• **Material supplied**:

= Beginning of Section =

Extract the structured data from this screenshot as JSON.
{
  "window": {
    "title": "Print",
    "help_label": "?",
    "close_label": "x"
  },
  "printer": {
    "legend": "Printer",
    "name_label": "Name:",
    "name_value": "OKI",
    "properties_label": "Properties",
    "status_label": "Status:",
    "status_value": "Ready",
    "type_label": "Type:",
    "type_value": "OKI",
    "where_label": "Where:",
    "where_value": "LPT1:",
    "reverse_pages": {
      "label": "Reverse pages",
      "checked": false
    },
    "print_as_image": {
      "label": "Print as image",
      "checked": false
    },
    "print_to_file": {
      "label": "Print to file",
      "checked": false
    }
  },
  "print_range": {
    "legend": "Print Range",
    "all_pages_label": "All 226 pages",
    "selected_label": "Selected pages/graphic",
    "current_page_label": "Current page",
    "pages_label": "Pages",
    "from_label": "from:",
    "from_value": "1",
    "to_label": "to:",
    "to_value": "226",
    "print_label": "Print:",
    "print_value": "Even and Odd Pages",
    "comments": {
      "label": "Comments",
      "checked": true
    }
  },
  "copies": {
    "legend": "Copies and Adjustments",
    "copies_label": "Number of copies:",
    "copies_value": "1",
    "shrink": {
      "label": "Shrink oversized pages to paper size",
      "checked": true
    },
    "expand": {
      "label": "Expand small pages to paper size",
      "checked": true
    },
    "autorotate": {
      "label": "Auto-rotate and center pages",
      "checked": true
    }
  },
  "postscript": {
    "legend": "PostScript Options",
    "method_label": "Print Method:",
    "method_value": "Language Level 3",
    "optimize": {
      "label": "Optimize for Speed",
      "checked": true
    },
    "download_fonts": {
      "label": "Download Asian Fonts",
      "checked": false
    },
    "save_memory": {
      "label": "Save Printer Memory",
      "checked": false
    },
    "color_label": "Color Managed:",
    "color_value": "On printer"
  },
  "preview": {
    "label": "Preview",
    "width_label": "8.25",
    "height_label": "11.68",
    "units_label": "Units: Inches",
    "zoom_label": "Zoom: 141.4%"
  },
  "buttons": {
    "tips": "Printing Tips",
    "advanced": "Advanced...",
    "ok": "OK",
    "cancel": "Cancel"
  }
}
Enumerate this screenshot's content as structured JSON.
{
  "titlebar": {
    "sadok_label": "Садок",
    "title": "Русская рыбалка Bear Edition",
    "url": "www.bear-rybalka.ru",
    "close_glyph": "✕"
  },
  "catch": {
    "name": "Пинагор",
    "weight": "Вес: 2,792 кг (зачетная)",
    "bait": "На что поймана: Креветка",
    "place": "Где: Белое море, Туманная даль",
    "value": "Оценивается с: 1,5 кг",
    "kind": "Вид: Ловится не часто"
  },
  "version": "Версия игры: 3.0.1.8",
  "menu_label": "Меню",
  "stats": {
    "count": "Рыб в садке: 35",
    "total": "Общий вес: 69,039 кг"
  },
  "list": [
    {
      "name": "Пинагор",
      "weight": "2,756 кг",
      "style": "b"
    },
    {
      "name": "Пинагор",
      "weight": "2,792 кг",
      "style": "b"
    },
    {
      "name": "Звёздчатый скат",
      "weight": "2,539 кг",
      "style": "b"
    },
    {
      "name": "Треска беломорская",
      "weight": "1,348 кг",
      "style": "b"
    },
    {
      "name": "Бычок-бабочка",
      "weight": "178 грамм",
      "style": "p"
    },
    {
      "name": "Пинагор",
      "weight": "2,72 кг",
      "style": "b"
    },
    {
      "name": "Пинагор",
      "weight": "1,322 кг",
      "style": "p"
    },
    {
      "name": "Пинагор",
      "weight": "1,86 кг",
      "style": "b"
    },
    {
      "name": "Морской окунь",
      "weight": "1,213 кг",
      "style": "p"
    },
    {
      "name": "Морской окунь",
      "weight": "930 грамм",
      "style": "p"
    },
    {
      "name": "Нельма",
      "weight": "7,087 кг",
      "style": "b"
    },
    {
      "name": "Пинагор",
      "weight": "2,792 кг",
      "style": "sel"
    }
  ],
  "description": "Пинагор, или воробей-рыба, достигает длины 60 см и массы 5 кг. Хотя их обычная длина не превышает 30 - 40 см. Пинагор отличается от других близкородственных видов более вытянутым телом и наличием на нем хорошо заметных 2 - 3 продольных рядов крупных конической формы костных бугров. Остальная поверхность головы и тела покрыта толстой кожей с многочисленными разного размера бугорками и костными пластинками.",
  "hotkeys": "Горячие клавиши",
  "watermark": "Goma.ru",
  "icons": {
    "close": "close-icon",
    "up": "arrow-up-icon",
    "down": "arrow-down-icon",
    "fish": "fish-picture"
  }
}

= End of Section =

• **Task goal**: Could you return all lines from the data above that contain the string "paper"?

• **Answer space**:
      "label": "Shrink oversized pages to paper size",
      "label": "Expand small pages to paper size",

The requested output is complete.